Martin-Baker M.B.5       R2496


                                    The M.B.5, in my opinion, was one of the most beautiful fighter designs ever built.   It unfortunately
                                    appeared in the wrong place at the wrong time, and too late on the scene to make an impact in
                                    WW II.   Originally developed from the M.B.3, which in turn had been built in response to Air
                                    Ministry Spec F18/39, the M.B.5 had a maximum speed well in excess of 400 m.p.h.   Not only
                                    was it considered outstanding by those pilots who flew it, but also ground crews who maintained it
                                    reckoned it was much easier to work on than contemporary types thanks to the many accessibility
                                    panels provided (I knew a fitter who had worked at the A. & A.E.E. Establishment at the time)
                                    Power was supplied by a massive Rolls-Royce Griffon 83 V-12 engine developing some 2,340 h.p.
                                    The Griffon was not the most reliable of engines and the story goes that the M.B.5 was not put into
                                    production since, during a demo to Sir Winston Churchill, the Griffon failed and the old fogey (who

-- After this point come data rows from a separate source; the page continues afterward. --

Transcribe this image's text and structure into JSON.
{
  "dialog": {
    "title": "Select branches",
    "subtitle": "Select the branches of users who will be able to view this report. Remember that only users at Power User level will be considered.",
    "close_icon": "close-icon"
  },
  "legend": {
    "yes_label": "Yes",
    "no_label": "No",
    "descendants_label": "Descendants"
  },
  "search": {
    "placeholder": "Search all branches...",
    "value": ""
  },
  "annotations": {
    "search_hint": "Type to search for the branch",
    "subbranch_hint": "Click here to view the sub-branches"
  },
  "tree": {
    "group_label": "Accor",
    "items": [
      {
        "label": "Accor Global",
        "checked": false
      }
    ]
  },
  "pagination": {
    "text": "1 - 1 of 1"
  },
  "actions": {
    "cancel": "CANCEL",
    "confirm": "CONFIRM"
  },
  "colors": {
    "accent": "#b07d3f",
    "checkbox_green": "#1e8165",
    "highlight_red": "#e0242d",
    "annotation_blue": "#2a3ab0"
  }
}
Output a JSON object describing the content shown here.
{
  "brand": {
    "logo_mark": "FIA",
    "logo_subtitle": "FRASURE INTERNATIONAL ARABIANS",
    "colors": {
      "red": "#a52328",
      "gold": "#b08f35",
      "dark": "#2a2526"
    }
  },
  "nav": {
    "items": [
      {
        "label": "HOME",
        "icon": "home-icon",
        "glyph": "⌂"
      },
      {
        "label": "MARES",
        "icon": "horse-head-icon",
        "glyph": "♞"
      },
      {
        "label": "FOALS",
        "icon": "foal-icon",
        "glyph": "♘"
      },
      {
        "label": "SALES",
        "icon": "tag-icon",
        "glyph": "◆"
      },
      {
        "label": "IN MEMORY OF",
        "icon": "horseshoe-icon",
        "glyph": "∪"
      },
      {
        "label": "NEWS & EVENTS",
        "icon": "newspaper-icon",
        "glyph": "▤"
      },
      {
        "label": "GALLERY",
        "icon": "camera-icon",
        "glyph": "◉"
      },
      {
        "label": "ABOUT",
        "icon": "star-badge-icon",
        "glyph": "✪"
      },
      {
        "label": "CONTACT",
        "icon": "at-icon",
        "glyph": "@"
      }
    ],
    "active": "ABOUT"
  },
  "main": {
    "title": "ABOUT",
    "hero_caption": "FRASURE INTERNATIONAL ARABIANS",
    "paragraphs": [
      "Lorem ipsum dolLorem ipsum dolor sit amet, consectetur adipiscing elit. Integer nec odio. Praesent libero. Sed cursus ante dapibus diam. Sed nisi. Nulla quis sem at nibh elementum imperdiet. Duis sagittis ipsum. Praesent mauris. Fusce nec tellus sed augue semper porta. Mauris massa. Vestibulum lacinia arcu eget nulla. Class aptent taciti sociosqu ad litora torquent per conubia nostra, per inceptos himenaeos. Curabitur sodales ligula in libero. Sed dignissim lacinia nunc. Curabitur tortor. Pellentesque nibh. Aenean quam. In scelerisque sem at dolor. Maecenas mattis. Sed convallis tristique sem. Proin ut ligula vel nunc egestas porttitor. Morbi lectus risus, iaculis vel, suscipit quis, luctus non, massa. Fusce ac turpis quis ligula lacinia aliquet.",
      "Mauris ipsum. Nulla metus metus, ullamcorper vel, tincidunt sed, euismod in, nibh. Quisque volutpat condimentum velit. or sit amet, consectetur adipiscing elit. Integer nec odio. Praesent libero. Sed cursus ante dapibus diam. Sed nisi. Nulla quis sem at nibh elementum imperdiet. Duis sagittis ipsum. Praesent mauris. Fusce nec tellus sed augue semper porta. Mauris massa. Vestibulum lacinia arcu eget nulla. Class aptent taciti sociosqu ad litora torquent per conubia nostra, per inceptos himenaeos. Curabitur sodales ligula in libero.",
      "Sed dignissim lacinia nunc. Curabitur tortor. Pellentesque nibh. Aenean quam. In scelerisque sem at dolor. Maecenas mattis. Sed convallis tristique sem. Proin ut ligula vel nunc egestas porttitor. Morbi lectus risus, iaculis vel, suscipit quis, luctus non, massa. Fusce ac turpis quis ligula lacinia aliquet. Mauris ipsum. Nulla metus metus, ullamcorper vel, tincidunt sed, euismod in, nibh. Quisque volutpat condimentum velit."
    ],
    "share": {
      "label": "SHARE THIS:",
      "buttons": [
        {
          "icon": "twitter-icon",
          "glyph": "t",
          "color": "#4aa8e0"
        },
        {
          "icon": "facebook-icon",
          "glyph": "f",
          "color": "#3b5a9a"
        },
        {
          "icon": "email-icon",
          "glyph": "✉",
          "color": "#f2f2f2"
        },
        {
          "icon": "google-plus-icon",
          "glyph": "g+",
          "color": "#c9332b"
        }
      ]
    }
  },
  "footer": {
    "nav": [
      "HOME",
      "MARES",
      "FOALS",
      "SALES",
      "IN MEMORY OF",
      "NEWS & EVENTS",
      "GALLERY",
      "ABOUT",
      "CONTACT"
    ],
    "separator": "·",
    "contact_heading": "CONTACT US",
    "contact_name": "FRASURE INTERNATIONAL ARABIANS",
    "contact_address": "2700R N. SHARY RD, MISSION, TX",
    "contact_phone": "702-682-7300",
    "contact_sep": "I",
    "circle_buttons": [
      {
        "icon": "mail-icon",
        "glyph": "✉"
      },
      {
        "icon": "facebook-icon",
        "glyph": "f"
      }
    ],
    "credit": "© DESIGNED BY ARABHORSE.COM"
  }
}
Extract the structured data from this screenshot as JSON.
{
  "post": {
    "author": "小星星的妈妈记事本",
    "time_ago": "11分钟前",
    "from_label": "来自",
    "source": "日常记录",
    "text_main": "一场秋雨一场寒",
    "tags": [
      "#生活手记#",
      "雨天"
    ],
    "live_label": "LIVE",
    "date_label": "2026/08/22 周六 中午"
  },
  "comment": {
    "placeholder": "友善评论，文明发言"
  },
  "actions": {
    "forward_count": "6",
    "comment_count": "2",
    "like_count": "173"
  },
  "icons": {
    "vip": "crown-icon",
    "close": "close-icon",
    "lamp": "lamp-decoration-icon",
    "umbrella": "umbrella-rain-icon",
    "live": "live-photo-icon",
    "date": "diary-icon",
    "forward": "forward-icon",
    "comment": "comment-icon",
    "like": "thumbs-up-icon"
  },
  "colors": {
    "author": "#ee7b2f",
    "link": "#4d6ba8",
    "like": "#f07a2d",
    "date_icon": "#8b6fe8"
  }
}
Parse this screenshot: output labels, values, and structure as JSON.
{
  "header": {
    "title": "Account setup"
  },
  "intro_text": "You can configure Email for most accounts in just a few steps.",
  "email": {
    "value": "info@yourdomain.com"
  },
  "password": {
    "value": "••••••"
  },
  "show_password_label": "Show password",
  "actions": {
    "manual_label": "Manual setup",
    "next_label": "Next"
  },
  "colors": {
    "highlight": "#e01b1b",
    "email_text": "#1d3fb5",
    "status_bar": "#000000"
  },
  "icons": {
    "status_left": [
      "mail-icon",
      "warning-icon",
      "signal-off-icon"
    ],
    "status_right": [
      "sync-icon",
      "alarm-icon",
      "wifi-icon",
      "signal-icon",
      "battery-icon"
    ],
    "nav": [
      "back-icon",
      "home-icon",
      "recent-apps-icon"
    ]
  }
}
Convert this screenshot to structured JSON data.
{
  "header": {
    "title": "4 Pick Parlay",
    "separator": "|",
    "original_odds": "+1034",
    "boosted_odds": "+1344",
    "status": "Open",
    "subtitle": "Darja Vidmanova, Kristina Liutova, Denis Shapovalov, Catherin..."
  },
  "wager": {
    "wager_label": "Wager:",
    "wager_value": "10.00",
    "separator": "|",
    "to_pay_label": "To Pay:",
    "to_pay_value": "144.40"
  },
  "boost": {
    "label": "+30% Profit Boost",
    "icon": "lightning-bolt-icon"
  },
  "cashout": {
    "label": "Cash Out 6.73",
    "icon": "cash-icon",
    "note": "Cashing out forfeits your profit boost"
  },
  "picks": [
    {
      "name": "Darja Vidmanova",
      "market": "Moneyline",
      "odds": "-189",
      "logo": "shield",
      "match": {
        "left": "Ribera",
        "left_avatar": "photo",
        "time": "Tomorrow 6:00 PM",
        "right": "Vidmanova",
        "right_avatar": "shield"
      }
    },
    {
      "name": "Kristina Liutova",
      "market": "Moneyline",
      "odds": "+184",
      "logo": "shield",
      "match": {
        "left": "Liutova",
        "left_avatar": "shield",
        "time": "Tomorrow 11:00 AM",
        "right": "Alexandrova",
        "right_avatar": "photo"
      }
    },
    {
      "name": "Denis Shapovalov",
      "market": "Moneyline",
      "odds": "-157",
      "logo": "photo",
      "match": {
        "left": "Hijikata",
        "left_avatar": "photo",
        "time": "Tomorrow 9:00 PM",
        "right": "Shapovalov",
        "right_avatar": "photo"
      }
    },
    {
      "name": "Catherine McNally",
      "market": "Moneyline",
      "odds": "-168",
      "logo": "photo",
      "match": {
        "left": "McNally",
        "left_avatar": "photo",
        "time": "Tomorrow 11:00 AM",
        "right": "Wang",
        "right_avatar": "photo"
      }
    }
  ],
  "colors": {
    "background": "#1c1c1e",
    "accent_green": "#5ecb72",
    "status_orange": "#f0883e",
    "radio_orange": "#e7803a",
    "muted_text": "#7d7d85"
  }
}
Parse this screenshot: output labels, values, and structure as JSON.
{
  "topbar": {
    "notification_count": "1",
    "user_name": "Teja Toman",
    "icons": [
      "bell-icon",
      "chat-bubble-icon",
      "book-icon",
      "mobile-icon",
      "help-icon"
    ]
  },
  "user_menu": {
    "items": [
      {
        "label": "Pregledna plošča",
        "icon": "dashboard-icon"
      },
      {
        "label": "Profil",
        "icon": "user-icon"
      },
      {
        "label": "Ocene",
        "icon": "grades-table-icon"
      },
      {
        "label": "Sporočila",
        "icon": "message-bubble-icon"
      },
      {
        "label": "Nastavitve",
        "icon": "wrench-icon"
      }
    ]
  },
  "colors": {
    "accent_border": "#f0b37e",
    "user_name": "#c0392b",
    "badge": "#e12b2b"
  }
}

                                    must've been past the decision making phase by then anyway) turned his thumbs down.  More likely
                                    it was because the RAF at the time (and this was 1945 with the end of the war in sight) saw the
                                    writing on the wall for piston engined fighters and knew that 'ere long they would be an all jet force.